Driving through Tijuana. The road runs parallel and sometimes right next to, the border fence. Mexico side. Sheets of metal laced together. Rusted and covered in graffiti. Some sections seem to be newer; the metal is still shiny. It glints in the late afternoon light. I get a look at the other fence. United States side. Tall concrete pillars topped with hard wire mesh rectangles. Unbroken. It follows the same path as Mexico’s fence but is careful to keep its distance. Between them there is a blank space of roughly 500 yards. It has been raining, so the grass is tall and green. Delicate flowers take advantage of the open ground, stretching between and spilling over both sides of the border. I am trying to understand what it means. There are so many perspectives that could be taken as to how this scene represents the relationship between Mexico and the United States. Let your mind form is own idea about this place, this space between. Empty to the eye but overflowing with meaning. On the U.S. side, huge sewage plants process San Diego’s waste. Helicopters fill the sky like mechanical vultures, watching for any breach in the line that has been drawn. Waiting for the soul on which they can feed. We join the traffic lines following the signs to San Diego. Between the lines there are people, selling candies, plastic piggy-banks, baskets, sombreros, bird baths… Our windows have been washed twice already. On top of being washed earlier by the boys. We inch closer and closer to the place where we will leave Mexico.

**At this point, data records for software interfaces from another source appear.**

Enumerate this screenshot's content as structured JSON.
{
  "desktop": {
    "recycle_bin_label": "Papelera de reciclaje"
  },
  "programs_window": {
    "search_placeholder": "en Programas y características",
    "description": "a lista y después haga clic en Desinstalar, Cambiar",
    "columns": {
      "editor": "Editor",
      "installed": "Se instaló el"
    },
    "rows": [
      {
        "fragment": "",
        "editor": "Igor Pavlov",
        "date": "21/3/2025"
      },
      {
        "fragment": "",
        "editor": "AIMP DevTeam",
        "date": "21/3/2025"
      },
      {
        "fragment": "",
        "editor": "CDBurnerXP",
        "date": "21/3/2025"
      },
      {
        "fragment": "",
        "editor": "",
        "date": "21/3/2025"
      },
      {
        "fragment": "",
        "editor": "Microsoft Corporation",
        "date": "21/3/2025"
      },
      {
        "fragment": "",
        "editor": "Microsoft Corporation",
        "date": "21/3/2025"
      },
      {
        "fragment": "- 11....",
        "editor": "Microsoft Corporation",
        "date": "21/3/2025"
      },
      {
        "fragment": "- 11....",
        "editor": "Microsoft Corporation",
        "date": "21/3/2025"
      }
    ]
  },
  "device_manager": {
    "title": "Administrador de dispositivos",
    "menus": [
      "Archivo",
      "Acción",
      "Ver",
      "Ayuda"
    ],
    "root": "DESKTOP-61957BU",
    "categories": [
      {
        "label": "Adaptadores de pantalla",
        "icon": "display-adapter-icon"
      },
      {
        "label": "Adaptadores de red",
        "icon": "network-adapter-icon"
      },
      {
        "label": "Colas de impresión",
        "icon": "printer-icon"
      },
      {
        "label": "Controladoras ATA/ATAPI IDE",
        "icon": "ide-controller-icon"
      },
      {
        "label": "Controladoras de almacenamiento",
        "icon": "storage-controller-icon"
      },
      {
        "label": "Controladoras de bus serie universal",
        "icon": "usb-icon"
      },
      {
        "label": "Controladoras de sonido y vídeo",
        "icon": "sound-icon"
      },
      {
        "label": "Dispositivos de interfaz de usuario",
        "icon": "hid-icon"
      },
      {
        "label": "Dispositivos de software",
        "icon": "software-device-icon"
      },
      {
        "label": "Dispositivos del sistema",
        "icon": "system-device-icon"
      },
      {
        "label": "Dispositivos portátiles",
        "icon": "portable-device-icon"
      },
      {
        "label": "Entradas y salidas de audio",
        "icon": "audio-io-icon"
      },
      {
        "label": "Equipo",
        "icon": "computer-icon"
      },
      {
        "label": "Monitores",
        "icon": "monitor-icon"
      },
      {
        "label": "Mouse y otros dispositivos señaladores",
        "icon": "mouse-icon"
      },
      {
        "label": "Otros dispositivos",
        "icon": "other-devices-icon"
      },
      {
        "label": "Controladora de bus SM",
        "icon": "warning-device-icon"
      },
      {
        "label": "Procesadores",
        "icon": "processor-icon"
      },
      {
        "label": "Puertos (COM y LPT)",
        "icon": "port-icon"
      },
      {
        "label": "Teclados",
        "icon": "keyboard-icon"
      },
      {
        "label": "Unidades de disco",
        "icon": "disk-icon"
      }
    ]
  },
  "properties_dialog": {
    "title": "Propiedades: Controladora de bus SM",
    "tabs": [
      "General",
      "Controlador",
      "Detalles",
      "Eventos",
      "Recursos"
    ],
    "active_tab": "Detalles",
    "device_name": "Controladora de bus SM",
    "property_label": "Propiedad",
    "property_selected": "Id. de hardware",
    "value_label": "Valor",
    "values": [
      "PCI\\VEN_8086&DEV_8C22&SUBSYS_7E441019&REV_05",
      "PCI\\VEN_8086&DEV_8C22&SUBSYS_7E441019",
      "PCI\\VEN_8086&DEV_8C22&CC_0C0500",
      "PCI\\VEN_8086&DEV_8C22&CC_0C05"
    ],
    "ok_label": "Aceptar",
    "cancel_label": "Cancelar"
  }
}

There was a storm coming. We had been preparing so diligently for Tim’s trial and our trip to Utah that we couldn’t have even fathomed not being able to get out of Nevada City; so we decided to leave a day early. After some mad packing, quite a few trips down the icy hill on the red saucers, and a lunch of Shepard’s pie, we were just about ready to leave base camp. Around four o’clock, we piled in to Van Diesel (our 15-passanger, bio-diesel fueled, FtG semester van) and took off. There was a slight buzz kill after about three minutes of driving when we realized something had been forgotten at the house and we had to go back. Then, we were on the road for real. We took a short detour to Mother Truckers where Debra purchased a jar of pickles that she said would power her through the long hours of driving. We hit Hwy. 80 just before sunset and the colors were so stunningly beautiful. The oranges and pinks reflecting on the snow blended with the dark storm clouds looming overhead and kept us mesmerized until the sun disappeared. I feel asleep in Reno and was awakened a few hours later in Winnemucca where we made a pit stop and the boys were commissioned to wash the van windows. From there I slept until we rolled into Elko, Nevada, around midnight. We got the last room at a Days Inn and had a restful slumber; Tyler’s sleep talking only woke us up once. This morning when we were discussing his sleep talking, no one could remember what he had actual said. We packed up and hopped back on the highway; with about three hours of driving left. We stopped to take photographs of the Ruby Mountains and ran around a bit in the ice-cold wind. Debra read some of Terry Tempest William’s writings and we talked about how they related to what is happening with Tim and his trial. Much trail mix, dried mango, and cheese on crackers was consumed as we crossed into Utah, listening to the peace and freedom songs that will be sung at the midnight vigil on Sunday night – the eve of Tim’s trial. The miles to Salt Lake City are reducing with each mileage sign. The flat valleys and snow-covered mountains are flying by as Tom fearlessly sets the van on cruise control and points us in the right direction.